The tendency to count the fingers and toes of a newborn baby has taken on a new meaning for a couple in California.
Last month, doctors and nurses at Saint Lukeâ€™s Hospital in San Francisco thought that they were attending a normal birth. Even after delivering the 6-pound baby boy, they thought all was normal. But they had missed an abnormality that the babyâ€™s father, Kris Hubbard, noticed right awayâ€”his son had one extra digit on each hand and one extra digit on his foot.
Baby Kamani Hubbard has polydactyly, a genetic disorder that bestows extra fingers and toes. But these extra digits are seldom fully functional. In fact, most times they are little more than pieces of soft tissue, growing from the side of the pinky finger or little toe. But in Kamaniâ€™s case, all 12 of his fingers and all 12 of his toes work perfectly.
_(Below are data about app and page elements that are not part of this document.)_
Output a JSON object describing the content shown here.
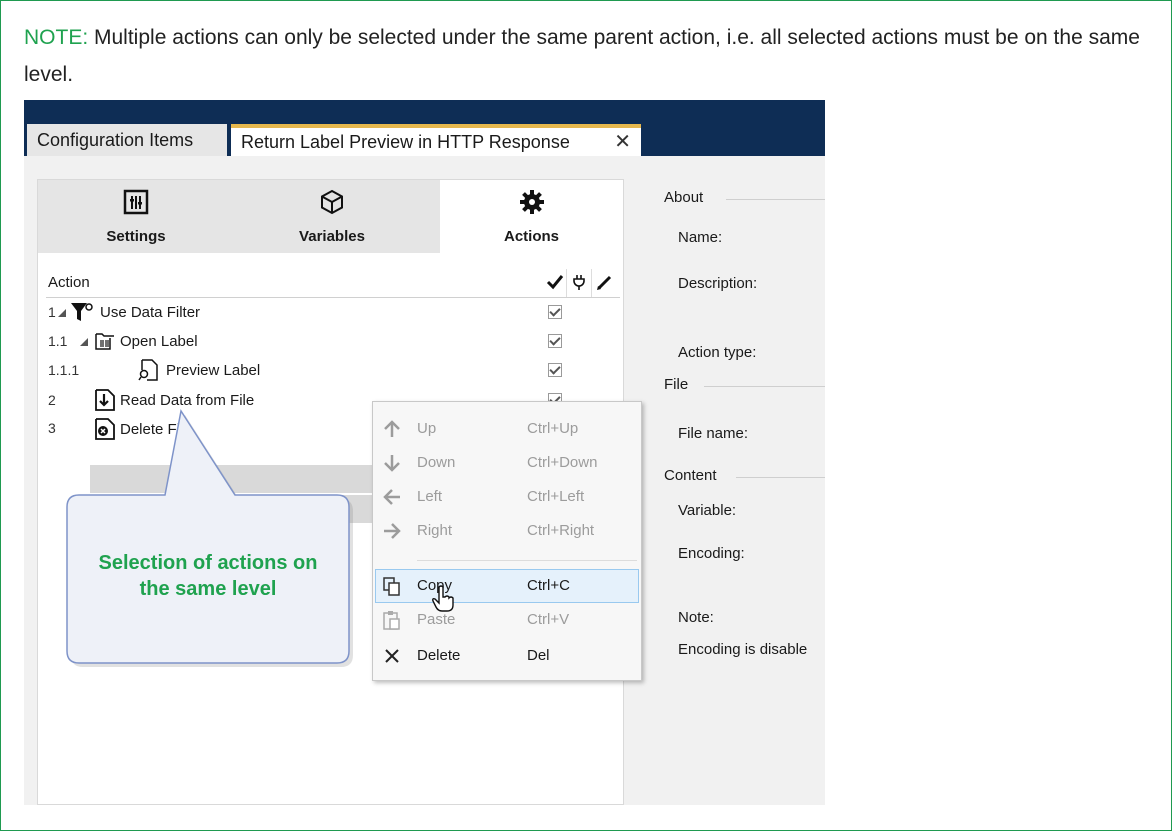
{
  "note": {
    "lead": "NOTE:",
    "text": " Multiple actions can only be selected under the same parent action, i.e. all selected actions must be on the same level."
  },
  "tabs": [
    {
      "label": "Configuration Items"
    },
    {
      "label": "Return Label Preview in HTTP Response",
      "close": "✕"
    }
  ],
  "toolbar": [
    {
      "label": "Settings",
      "icon": "settings-sliders-icon"
    },
    {
      "label": "Variables",
      "icon": "cube-icon"
    },
    {
      "label": "Actions",
      "icon": "gear-icon",
      "active": true
    }
  ],
  "list": {
    "header": "Action",
    "rows": [
      {
        "num": "1",
        "label": "Use Data Filter",
        "icon": "filter-icon",
        "checked": true
      },
      {
        "num": "1.1",
        "label": "Open Label",
        "icon": "open-label-icon",
        "checked": true
      },
      {
        "num": "1.1.1",
        "label": "Preview Label",
        "icon": "preview-label-icon",
        "checked": true
      },
      {
        "num": "2",
        "label": "Read Data from File",
        "icon": "read-data-icon",
        "checked": true,
        "selected": true
      },
      {
        "num": "3",
        "label": "Delete File",
        "icon": "delete-file-icon",
        "selected": true
      }
    ]
  },
  "callout": {
    "text_line1": "Selection of actions on",
    "text_line2": "the same level"
  },
  "context_menu": [
    {
      "label": "Up",
      "shortcut": "Ctrl+Up",
      "icon": "arrow-up-icon",
      "disabled": true
    },
    {
      "label": "Down",
      "shortcut": "Ctrl+Down",
      "icon": "arrow-down-icon",
      "disabled": true
    },
    {
      "label": "Left",
      "shortcut": "Ctrl+Left",
      "icon": "arrow-left-icon",
      "disabled": true
    },
    {
      "label": "Right",
      "shortcut": "Ctrl+Right",
      "icon": "arrow-right-icon",
      "disabled": true
    },
    {
      "label": "Copy",
      "shortcut": "Ctrl+C",
      "icon": "copy-icon",
      "highlighted": true
    },
    {
      "label": "Paste",
      "shortcut": "Ctrl+V",
      "icon": "paste-icon",
      "disabled": true
    },
    {
      "label": "Delete",
      "shortcut": "Del",
      "icon": "delete-x-icon"
    }
  ],
  "properties": {
    "about": "About",
    "name": "Name:",
    "description": "Description:",
    "action_type": "Action type:",
    "file": "File",
    "file_name": "File name:",
    "content": "Content",
    "variable": "Variable:",
    "encoding": "Encoding:",
    "note_label": "Note:",
    "note_text": "Encoding is disable"
  },
  "colors": {
    "accent": "#1fa24f",
    "titlebar": "#0e2d55",
    "tab_active": "#e6b84e",
    "callout_fill": "#eef1f8",
    "callout_border": "#7e93c9"
  }
}
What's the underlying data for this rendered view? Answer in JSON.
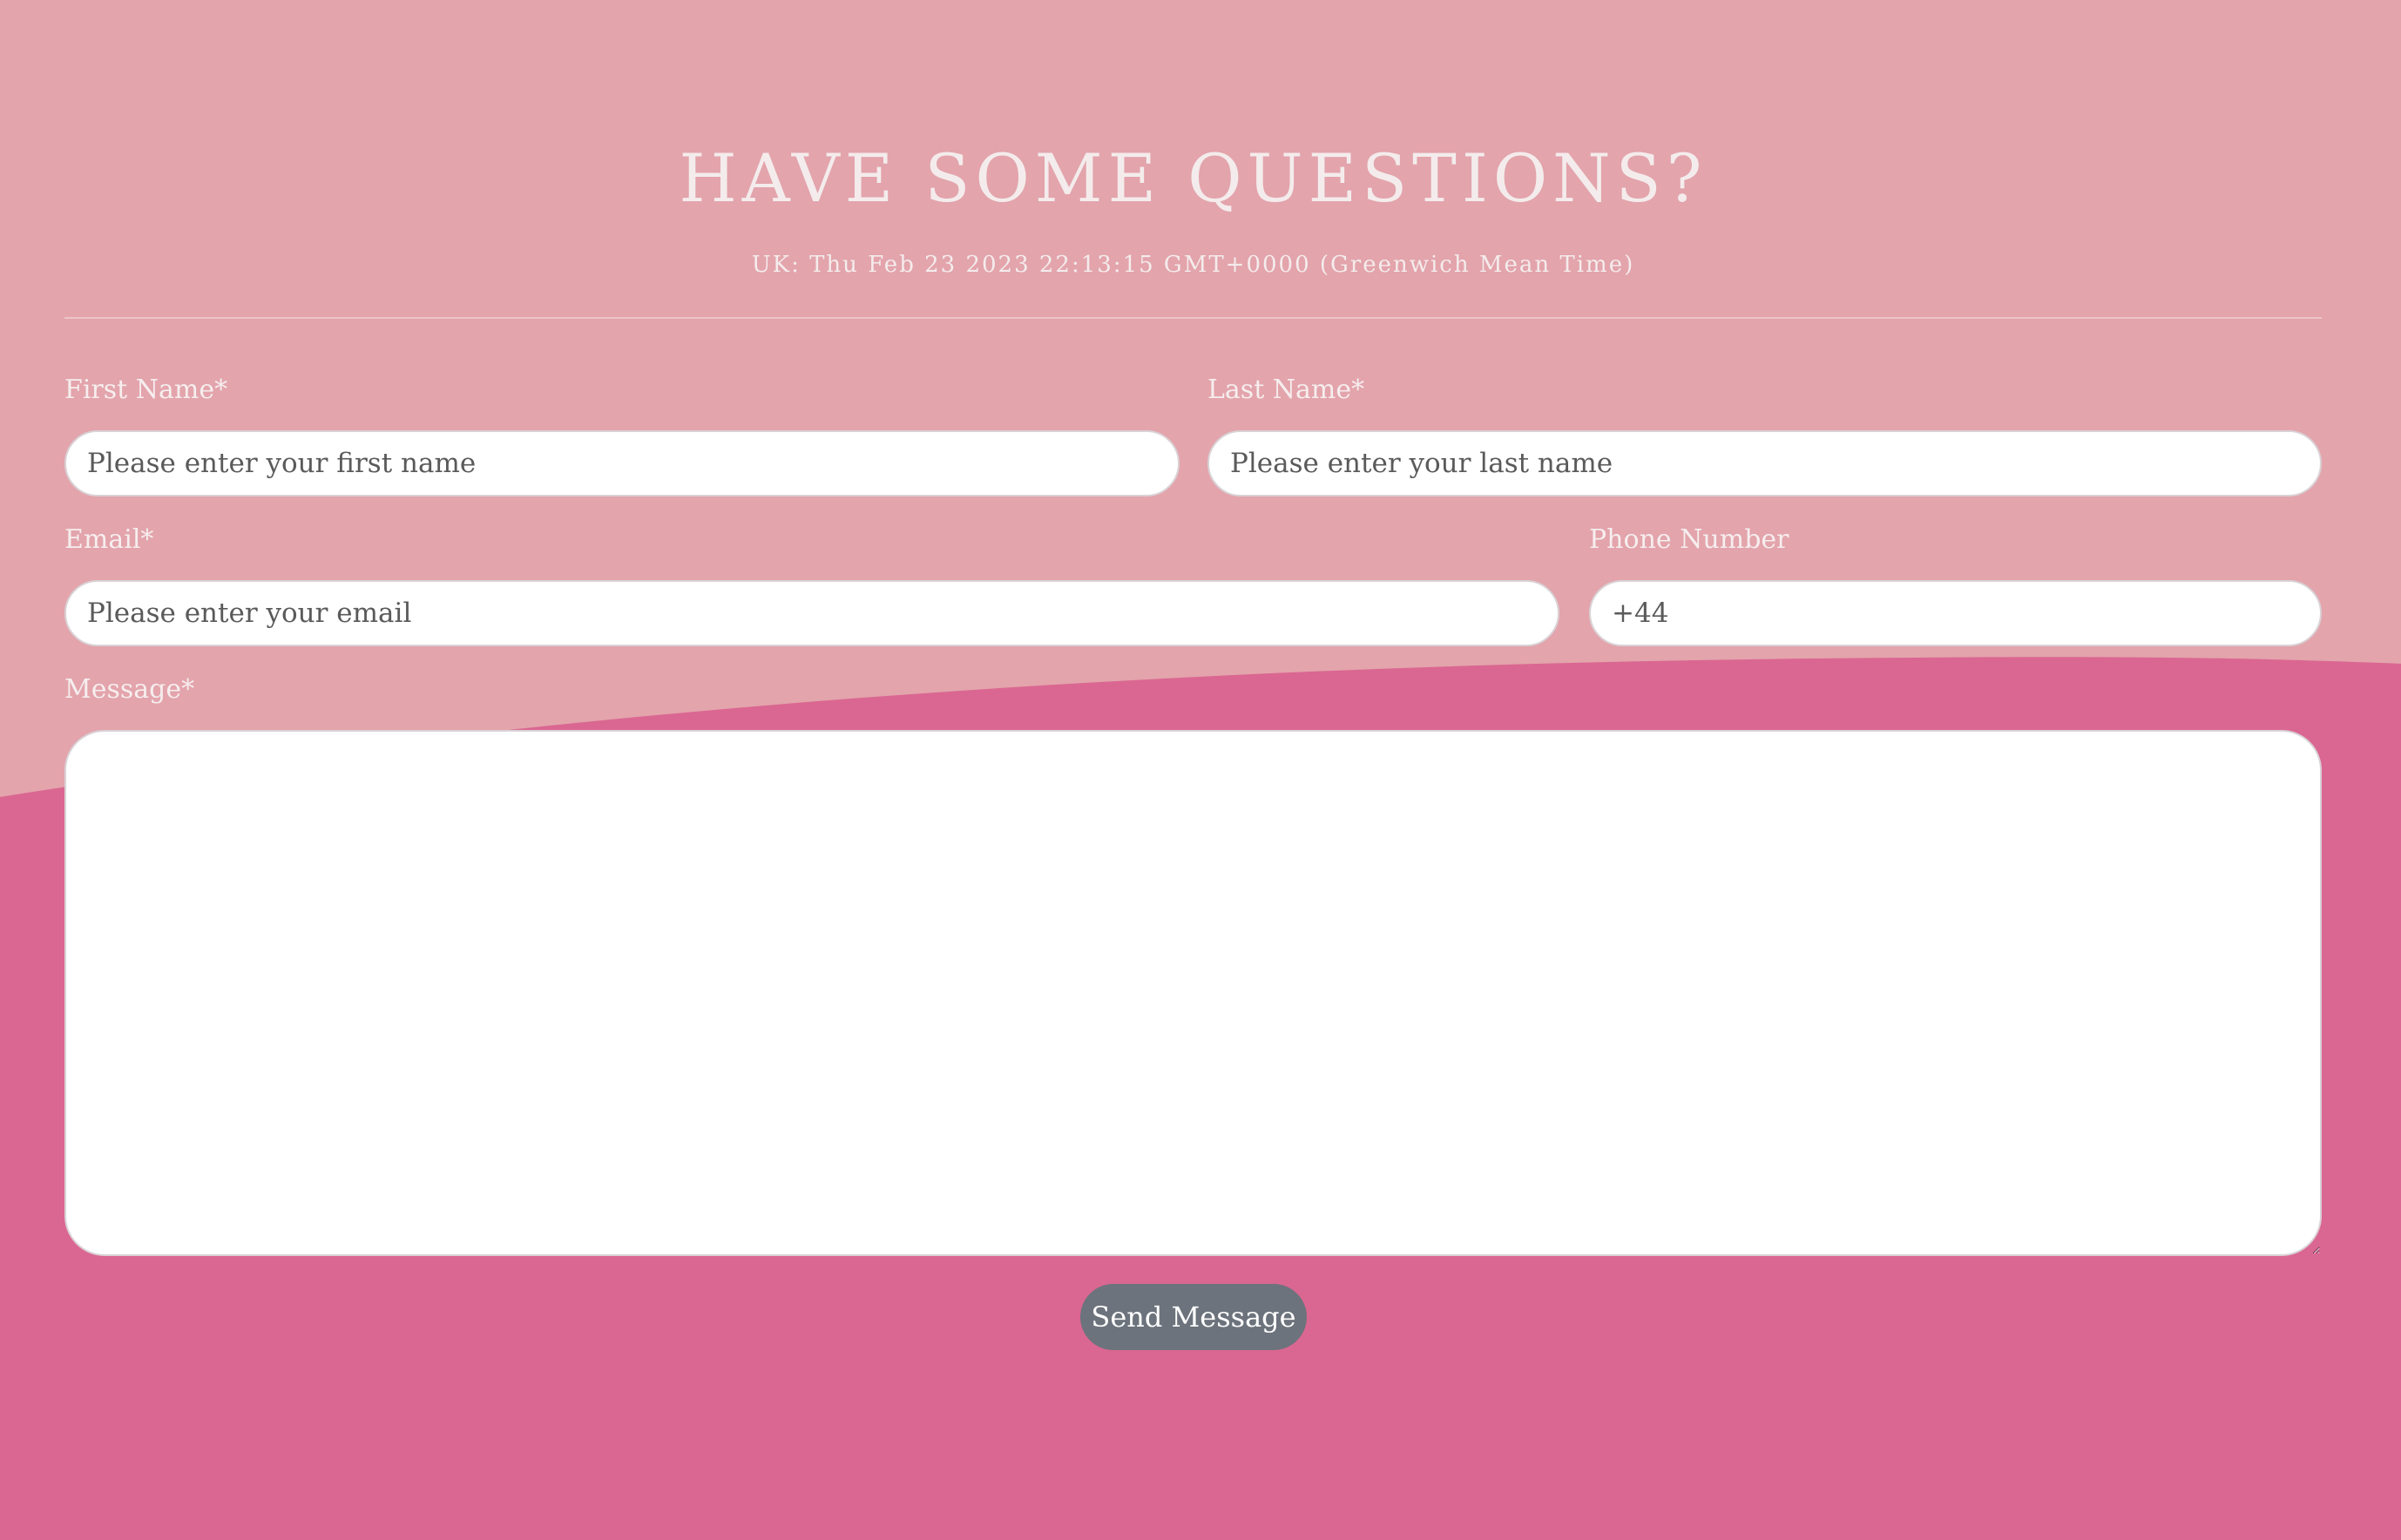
{
  "page": {
    "title": "HAVE SOME QUESTIONS?",
    "datetime": "UK: Thu Feb 23 2023 22:13:15 GMT+0000 (Greenwich Mean Time)"
  },
  "form": {
    "first_name": {
      "label": "First Name*",
      "placeholder": "Please enter your first name",
      "value": ""
    },
    "last_name": {
      "label": "Last Name*",
      "placeholder": "Please enter your last name",
      "value": ""
    },
    "email": {
      "label": "Email*",
      "placeholder": "Please enter your email",
      "value": ""
    },
    "phone": {
      "label": "Phone Number",
      "placeholder": "+44",
      "value": ""
    },
    "message": {
      "label": "Message*",
      "value": ""
    },
    "submit_label": "Send Message"
  },
  "colors": {
    "background_top": "#e3a4ac",
    "background_wave": "#da6791",
    "button": "#6c737c"
  }
}
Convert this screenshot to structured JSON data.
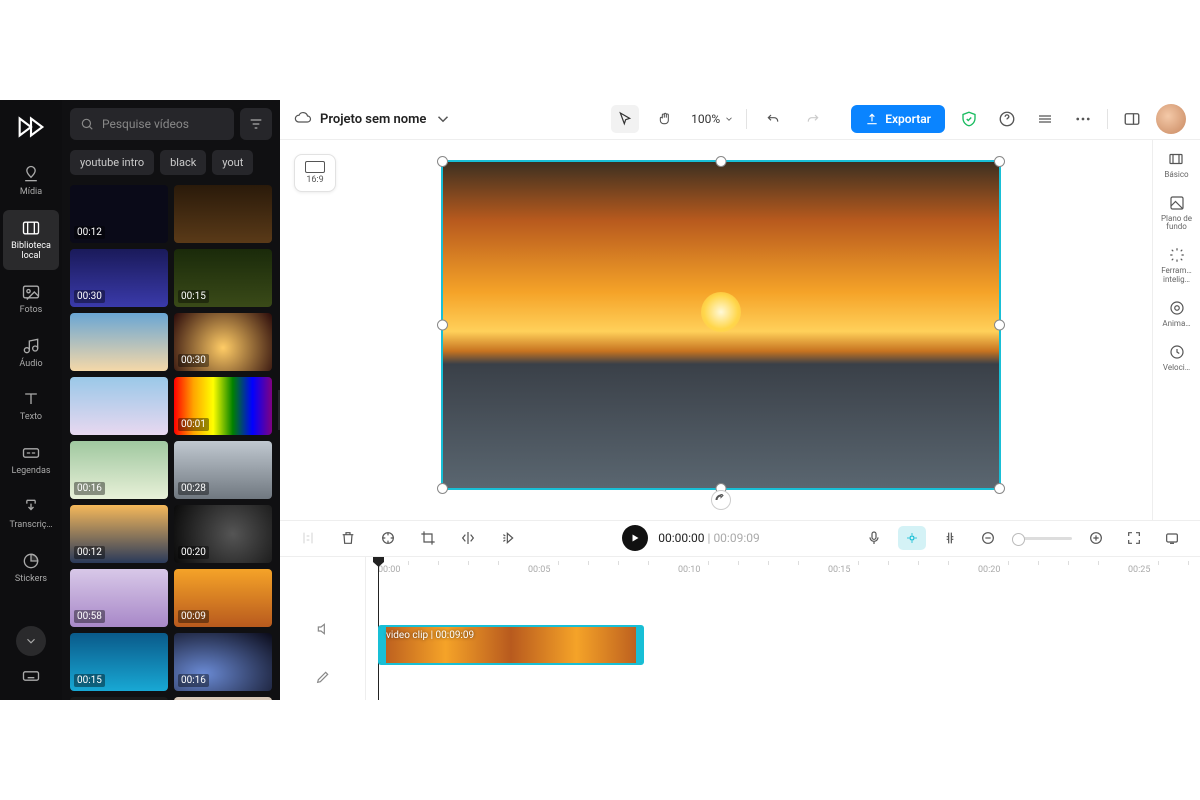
{
  "rail": {
    "items": [
      {
        "label": "Mídia"
      },
      {
        "label": "Biblioteca local"
      },
      {
        "label": "Fotos"
      },
      {
        "label": "Áudio"
      },
      {
        "label": "Texto"
      },
      {
        "label": "Legendas"
      },
      {
        "label": "Transcriç…"
      },
      {
        "label": "Stickers"
      }
    ]
  },
  "library": {
    "search_placeholder": "Pesquise vídeos",
    "chips": [
      "youtube intro",
      "black",
      "yout"
    ],
    "thumbs": [
      {
        "dur": "00:12",
        "bg": "#0a0a18"
      },
      {
        "dur": "",
        "bg": "linear-gradient(#2a1a0a,#5a3a18)"
      },
      {
        "dur": "00:30",
        "bg": "linear-gradient(#1a1a5a,#3a3aaa)"
      },
      {
        "dur": "00:15",
        "bg": "linear-gradient(#1a2a0a,#3a4a18)"
      },
      {
        "dur": "",
        "bg": "linear-gradient(#6aa6d4,#f5d8a8)"
      },
      {
        "dur": "00:30",
        "bg": "radial-gradient(circle at 50% 60%,#ffcc66,#2a0a0a)"
      },
      {
        "dur": "",
        "bg": "linear-gradient(#9ac8e8,#e8d8f0)"
      },
      {
        "dur": "00:01",
        "bg": "linear-gradient(to right,red,orange,yellow,green,blue,purple)"
      },
      {
        "dur": "00:16",
        "bg": "linear-gradient(#a0c8a0,#e8f0d8)"
      },
      {
        "dur": "00:28",
        "bg": "linear-gradient(#c0c8d0,#707880)"
      },
      {
        "dur": "00:12",
        "bg": "linear-gradient(#f5b85a,#2a3a5a)"
      },
      {
        "dur": "00:20",
        "bg": "radial-gradient(circle at 60% 50%,#555,#0a0a0a)"
      },
      {
        "dur": "00:58",
        "bg": "linear-gradient(#d8c8e8,#a888c8)"
      },
      {
        "dur": "00:09",
        "bg": "linear-gradient(#f5a328,#b85a1e)"
      },
      {
        "dur": "00:15",
        "bg": "linear-gradient(#0a5a8a,#18a8d4)"
      },
      {
        "dur": "00:16",
        "bg": "radial-gradient(ellipse at 30% 70%,#6a8ad4,#0a0a18)"
      },
      {
        "dur": "",
        "bg": "#1a1a1a"
      },
      {
        "dur": "",
        "bg": "linear-gradient(#d8c8b8,#f5e8d8)"
      }
    ]
  },
  "topbar": {
    "project_name": "Projeto sem nome",
    "zoom": "100%",
    "export_label": "Exportar"
  },
  "canvas": {
    "ratio": "16:9"
  },
  "inspector": {
    "items": [
      "Básico",
      "Plano de fundo",
      "Ferram… intelig…",
      "Anima…",
      "Veloci…"
    ]
  },
  "timeline": {
    "current": "00:00:00",
    "total": "00:09:09",
    "clip_label": "video clip",
    "clip_dur": "00:09:09",
    "ticks": [
      "00:00",
      "00:05",
      "00:10",
      "00:15",
      "00:20",
      "00:25"
    ]
  }
}
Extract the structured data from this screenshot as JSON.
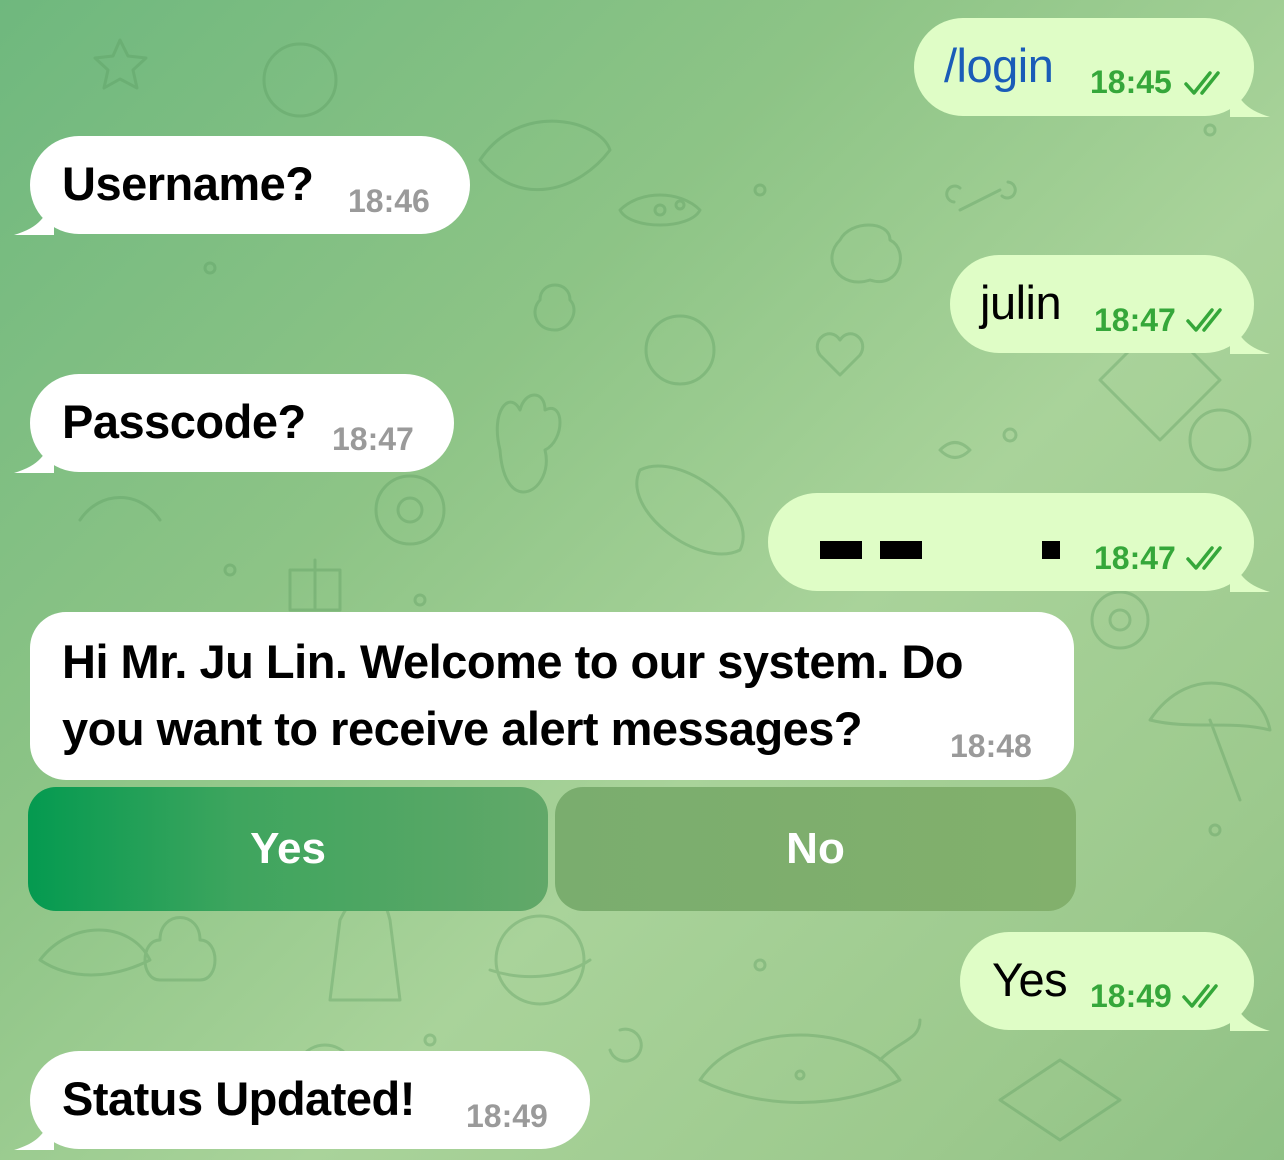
{
  "messages": [
    {
      "side": "out",
      "text": "/login",
      "time": "18:45"
    },
    {
      "side": "in",
      "text": "Username?",
      "time": "18:46"
    },
    {
      "side": "out",
      "text": "julin",
      "time": "18:47"
    },
    {
      "side": "in",
      "text": "Passcode?",
      "time": "18:47"
    },
    {
      "side": "out",
      "text": "",
      "time": "18:47",
      "redacted": true
    },
    {
      "side": "in",
      "text_line1": "Hi Mr. Ju Lin. Welcome to our system. Do",
      "text_line2": "you want to receive alert messages?",
      "time": "18:48"
    },
    {
      "side": "out",
      "text": "Yes",
      "time": "18:49"
    },
    {
      "side": "in",
      "text": "Status Updated!",
      "time": "18:49"
    }
  ],
  "keyboard": {
    "yes_label": "Yes",
    "no_label": "No"
  },
  "colors": {
    "incoming": "#ffffff",
    "outgoing": "#dffdc6",
    "time_out": "#35a73a",
    "time_in": "#9a9a9a",
    "command_link": "#1a5cb8"
  },
  "icons": {
    "read_receipt": "double-check-icon"
  }
}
This stuns even the Hubbard family, with its long history of polydactyly. Kris Hubbard, himself, had had his extra fingers removed as a child, the usual course of treatment for the non-functioning fingers of polydactyly. But it is not his sonâ€™s extra fingers he marvels at, but his sonâ€™s extra toes. â€śSome family members,â€ť he told KTVU, â€śhave had six fingers, not completely developed. But not the toes.â€ť
Not too many people, in fact, have ever seen a case a case of polydactyly like Kamaniâ€™s. KGO-TV reports that, while â€śsome partial development of an extra digit occurs about once in every 2,000 births, fully developed extra digits on both hands and feet are considered extremely rare.â€ť
Because Kamaniâ€™s extra digits are fully functional, the decision to remove them is not a â€śclear-cutâ€ť one. Dr. Michael Treece, Pediatrician at St. Lukeâ€™s Hospital, told KTVU that he thinks that they should leave his extra digits alone, even if it eventually subjects Kamani to taunts from other children. â€śImagine,â€ť he said, â€śwhat sort of a pianist a 12-fingered person would be imagine what sort of a flamenco guitarist, if nothing else, think of their typing skills.â€ť
Kamaniâ€™s parents, however, have not yet reached a decision on the fate of Kamaniâ€™s extra digits. His mother, Miryoki Gross, is still trying to get used to her sonâ€™s unique condition, which didnâ€™t even show up on the ultrasound before his birth. â€śIâ€™m still in shock, kinda,â€ť she told KTVU. For now, Kamani can keep every one of his 24 fingers and toes.